[Data records for software interfaces]
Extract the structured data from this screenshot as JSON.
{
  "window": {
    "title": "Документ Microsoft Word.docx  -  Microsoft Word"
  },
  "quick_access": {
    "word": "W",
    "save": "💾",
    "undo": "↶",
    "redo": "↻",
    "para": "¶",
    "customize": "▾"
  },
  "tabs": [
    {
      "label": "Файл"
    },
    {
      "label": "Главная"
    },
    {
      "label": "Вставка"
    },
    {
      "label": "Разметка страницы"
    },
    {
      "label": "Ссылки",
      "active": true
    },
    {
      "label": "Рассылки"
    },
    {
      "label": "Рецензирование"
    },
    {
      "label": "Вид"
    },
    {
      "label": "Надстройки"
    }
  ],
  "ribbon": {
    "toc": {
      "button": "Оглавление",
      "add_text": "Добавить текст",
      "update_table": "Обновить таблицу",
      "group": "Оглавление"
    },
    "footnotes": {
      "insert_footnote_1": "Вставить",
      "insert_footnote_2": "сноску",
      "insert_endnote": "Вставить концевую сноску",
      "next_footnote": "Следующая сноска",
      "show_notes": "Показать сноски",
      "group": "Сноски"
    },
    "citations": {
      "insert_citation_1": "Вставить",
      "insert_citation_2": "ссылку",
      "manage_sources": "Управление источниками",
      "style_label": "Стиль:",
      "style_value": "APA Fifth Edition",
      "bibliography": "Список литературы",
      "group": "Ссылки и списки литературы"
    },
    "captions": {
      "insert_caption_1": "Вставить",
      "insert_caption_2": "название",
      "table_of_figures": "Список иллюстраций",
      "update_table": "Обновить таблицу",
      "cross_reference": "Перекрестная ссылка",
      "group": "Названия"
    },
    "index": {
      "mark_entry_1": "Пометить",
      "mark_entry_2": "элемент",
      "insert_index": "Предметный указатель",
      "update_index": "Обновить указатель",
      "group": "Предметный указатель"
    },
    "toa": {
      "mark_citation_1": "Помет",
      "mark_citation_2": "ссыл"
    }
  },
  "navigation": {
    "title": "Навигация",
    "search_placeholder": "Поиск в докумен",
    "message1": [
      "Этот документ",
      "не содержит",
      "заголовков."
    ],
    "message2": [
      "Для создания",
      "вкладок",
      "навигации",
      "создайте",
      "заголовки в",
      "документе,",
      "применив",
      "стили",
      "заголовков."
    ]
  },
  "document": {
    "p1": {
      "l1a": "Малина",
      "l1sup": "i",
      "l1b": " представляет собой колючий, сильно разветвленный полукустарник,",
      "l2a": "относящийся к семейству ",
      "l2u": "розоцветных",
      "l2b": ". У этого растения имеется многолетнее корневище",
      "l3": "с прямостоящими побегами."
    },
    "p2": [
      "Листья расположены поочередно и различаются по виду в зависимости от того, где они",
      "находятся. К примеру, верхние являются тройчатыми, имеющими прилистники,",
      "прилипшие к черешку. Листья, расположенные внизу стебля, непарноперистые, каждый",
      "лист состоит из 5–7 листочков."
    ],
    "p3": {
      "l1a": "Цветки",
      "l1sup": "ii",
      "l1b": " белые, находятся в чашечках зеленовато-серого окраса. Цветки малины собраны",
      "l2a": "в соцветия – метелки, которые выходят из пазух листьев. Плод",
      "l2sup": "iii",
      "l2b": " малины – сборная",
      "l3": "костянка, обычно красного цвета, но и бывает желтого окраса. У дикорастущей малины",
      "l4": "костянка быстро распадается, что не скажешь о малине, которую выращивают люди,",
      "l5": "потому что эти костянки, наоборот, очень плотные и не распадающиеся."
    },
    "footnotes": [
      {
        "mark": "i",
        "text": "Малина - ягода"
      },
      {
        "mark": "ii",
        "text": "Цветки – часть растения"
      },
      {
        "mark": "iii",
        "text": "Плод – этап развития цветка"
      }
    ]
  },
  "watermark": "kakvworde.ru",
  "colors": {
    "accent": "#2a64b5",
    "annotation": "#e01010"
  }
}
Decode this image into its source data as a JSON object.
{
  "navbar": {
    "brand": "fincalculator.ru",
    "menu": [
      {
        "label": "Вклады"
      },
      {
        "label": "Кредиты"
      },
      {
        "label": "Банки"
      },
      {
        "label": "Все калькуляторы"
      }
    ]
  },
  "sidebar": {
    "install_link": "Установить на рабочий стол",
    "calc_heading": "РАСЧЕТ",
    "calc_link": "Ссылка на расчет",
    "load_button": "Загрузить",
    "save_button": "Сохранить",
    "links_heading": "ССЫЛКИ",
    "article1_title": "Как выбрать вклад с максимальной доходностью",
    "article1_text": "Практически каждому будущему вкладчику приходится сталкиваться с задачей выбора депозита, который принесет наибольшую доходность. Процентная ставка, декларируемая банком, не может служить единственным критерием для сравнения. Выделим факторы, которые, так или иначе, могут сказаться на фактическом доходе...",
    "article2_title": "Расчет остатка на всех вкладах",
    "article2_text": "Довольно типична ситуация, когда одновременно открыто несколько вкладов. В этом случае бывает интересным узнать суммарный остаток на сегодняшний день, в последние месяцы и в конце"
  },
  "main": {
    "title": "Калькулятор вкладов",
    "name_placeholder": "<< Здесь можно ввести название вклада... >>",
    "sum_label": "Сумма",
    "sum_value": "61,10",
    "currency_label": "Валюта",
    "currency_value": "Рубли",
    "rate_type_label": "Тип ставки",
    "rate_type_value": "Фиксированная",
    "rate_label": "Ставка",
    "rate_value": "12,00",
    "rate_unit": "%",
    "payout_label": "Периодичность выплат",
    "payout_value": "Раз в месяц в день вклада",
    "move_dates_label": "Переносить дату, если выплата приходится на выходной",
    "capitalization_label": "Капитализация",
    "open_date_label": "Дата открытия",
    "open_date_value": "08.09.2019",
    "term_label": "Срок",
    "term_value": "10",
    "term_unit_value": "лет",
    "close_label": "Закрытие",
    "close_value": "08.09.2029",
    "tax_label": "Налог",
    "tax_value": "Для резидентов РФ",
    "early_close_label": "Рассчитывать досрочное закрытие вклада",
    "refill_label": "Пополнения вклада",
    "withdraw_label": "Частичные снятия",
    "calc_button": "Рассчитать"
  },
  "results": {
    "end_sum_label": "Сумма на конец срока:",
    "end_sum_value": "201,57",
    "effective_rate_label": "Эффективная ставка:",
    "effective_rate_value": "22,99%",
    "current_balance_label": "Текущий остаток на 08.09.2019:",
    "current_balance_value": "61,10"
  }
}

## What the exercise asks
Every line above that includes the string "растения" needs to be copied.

## Task output
      "l2b": ". У этого растения имеется многолетнее корневище",
        "text": "Цветки – часть растения"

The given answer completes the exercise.